- _Assigned task_
Scan the entries for lines with the word "account" and copy those lines.

· · · · ·

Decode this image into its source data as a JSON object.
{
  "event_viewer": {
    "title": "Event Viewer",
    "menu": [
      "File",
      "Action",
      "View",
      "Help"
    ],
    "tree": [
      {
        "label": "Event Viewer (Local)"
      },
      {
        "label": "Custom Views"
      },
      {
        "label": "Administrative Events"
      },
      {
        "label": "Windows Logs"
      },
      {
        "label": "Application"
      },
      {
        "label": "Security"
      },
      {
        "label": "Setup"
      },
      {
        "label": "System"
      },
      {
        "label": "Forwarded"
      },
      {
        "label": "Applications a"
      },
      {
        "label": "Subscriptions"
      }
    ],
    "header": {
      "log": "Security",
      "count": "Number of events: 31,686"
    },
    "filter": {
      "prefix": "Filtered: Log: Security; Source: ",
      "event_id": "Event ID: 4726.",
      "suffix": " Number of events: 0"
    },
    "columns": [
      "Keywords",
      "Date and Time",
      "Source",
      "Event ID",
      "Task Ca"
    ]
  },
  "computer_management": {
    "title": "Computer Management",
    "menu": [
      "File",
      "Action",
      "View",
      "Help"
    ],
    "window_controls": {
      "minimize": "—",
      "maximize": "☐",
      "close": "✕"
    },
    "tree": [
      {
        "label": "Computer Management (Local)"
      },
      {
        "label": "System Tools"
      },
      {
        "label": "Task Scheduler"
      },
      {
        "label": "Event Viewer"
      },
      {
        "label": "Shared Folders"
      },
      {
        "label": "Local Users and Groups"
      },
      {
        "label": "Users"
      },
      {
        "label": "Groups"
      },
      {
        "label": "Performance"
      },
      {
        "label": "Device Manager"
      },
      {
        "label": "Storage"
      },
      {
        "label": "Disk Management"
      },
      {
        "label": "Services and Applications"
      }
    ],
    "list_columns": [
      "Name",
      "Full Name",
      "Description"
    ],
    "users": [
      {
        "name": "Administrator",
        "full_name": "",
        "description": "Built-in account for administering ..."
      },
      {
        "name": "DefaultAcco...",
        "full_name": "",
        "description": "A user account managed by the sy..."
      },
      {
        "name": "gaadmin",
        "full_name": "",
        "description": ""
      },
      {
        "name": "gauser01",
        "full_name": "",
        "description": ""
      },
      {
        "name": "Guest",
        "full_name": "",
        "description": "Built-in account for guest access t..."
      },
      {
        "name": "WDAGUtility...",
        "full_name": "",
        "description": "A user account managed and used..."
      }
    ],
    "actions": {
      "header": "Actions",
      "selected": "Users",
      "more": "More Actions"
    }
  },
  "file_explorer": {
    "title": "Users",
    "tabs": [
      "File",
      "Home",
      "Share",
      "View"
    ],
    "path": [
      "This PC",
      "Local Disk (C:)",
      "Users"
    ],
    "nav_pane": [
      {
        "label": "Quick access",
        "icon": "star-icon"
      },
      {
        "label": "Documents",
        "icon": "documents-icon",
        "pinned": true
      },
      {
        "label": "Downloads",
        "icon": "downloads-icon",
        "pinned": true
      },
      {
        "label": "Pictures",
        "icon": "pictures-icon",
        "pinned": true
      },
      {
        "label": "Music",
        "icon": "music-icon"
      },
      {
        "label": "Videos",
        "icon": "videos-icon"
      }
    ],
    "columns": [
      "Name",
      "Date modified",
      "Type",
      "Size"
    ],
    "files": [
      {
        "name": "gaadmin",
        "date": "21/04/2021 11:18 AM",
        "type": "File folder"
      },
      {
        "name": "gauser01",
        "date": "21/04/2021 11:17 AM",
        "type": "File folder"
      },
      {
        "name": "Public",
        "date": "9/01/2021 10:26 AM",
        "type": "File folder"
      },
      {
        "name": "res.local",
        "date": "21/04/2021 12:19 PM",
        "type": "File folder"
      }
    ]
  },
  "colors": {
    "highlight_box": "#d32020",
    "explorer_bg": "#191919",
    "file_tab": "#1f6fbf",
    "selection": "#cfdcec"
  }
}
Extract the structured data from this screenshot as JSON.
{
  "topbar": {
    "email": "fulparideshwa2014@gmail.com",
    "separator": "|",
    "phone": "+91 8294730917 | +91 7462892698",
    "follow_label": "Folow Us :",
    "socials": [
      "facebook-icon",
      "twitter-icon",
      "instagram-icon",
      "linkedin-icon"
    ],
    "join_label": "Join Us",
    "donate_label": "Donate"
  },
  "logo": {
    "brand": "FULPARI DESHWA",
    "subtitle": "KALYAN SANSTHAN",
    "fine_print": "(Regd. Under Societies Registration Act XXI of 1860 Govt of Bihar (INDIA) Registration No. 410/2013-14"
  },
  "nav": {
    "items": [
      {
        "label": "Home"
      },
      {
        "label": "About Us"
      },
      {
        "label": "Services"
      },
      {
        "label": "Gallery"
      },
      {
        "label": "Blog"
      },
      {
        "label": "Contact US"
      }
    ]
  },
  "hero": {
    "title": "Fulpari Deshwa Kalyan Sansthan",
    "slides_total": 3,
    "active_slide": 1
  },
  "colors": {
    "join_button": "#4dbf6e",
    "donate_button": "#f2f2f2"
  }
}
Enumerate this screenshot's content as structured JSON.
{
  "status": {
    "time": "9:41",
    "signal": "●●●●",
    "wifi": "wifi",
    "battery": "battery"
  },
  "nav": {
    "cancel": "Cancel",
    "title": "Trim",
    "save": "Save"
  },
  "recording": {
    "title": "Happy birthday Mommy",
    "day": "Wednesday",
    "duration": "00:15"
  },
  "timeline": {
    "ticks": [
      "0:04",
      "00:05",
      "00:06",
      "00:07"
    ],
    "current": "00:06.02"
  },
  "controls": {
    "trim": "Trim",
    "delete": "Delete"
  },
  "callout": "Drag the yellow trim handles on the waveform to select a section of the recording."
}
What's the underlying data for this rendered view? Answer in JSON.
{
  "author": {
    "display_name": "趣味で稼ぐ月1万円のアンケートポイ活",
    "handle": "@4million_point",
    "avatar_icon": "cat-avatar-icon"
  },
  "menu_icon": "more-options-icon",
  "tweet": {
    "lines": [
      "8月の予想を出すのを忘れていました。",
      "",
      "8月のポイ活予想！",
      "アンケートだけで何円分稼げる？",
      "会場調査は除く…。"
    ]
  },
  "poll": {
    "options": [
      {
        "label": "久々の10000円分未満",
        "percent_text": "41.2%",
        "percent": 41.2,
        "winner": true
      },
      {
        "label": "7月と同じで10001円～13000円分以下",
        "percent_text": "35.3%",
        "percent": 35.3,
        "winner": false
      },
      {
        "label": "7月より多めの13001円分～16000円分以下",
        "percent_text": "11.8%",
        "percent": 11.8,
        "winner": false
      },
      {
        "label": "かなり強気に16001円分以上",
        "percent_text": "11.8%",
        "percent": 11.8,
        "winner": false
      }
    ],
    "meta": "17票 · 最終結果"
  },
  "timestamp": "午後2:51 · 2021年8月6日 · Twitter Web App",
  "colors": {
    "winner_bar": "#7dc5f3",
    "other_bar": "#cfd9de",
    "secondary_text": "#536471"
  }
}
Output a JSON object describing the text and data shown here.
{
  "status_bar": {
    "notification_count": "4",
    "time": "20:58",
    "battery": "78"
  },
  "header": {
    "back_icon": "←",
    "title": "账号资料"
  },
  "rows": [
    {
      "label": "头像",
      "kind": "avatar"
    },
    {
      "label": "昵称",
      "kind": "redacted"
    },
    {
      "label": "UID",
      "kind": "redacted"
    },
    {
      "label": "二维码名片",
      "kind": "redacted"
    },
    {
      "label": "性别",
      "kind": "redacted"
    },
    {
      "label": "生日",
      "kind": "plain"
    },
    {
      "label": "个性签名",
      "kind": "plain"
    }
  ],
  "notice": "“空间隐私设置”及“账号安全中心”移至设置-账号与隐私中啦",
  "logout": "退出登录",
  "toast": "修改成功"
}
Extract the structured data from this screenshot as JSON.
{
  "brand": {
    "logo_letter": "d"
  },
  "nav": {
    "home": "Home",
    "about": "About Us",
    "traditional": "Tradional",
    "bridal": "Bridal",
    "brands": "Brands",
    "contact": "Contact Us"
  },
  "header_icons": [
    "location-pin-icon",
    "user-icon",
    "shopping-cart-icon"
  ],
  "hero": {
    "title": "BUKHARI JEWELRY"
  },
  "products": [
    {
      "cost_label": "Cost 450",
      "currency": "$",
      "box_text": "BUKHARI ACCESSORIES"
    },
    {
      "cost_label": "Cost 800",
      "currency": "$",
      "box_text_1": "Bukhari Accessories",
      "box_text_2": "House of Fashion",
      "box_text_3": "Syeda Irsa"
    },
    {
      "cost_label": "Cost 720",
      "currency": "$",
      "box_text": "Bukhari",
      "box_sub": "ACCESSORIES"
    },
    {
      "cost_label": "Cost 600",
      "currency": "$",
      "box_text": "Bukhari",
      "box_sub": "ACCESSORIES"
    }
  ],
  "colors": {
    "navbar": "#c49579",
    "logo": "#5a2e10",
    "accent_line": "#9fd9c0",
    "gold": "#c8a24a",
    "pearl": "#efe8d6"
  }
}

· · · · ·

- _Answer section_
        "description": "Built-in account for administering ..."
        "description": "A user account managed by the sy..."
        "description": "Built-in account for guest access t..."
        "description": "A user account managed and used..."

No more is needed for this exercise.